Exercise materials -
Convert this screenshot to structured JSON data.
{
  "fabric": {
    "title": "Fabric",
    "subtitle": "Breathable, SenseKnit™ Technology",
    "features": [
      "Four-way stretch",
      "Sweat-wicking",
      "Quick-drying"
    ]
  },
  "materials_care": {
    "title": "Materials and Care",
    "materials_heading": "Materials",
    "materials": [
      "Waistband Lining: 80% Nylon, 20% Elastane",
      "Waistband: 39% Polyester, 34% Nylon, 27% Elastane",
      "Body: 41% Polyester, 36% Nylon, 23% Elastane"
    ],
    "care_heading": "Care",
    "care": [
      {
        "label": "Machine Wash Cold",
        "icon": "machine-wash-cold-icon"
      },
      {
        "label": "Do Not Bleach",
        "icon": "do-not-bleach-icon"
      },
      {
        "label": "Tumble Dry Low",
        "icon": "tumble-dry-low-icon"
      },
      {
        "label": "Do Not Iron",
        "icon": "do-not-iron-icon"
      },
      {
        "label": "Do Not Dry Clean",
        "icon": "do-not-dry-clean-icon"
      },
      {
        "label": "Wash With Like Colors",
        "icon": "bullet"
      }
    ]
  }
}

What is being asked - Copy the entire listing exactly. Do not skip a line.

Solved exercise -
Convert this screenshot to structured JSON data.
{
  "fabric": {
    "title": "Fabric",
    "subtitle": "Breathable, SenseKnit™ Technology",
    "features": [
      "Four-way stretch",
      "Sweat-wicking",
      "Quick-drying"
    ]
  },
  "materials_care": {
    "title": "Materials and Care",
    "materials_heading": "Materials",
    "materials": [
      "Waistband Lining: 80% Nylon, 20% Elastane",
      "Waistband: 39% Polyester, 34% Nylon, 27% Elastane",
      "Body: 41% Polyester, 36% Nylon, 23% Elastane"
    ],
    "care_heading": "Care",
    "care": [
      {
        "label": "Machine Wash Cold",
        "icon": "machine-wash-cold-icon"
      },
      {
        "label": "Do Not Bleach",
        "icon": "do-not-bleach-icon"
      },
      {
        "label": "Tumble Dry Low",
        "icon": "tumble-dry-low-icon"
      },
      {
        "label": "Do Not Iron",
        "icon": "do-not-iron-icon"
      },
      {
        "label": "Do Not Dry Clean",
        "icon": "do-not-dry-clean-icon"
      },
      {
        "label": "Wash With Like Colors",
        "icon": "bullet"
      }
    ]
  }
}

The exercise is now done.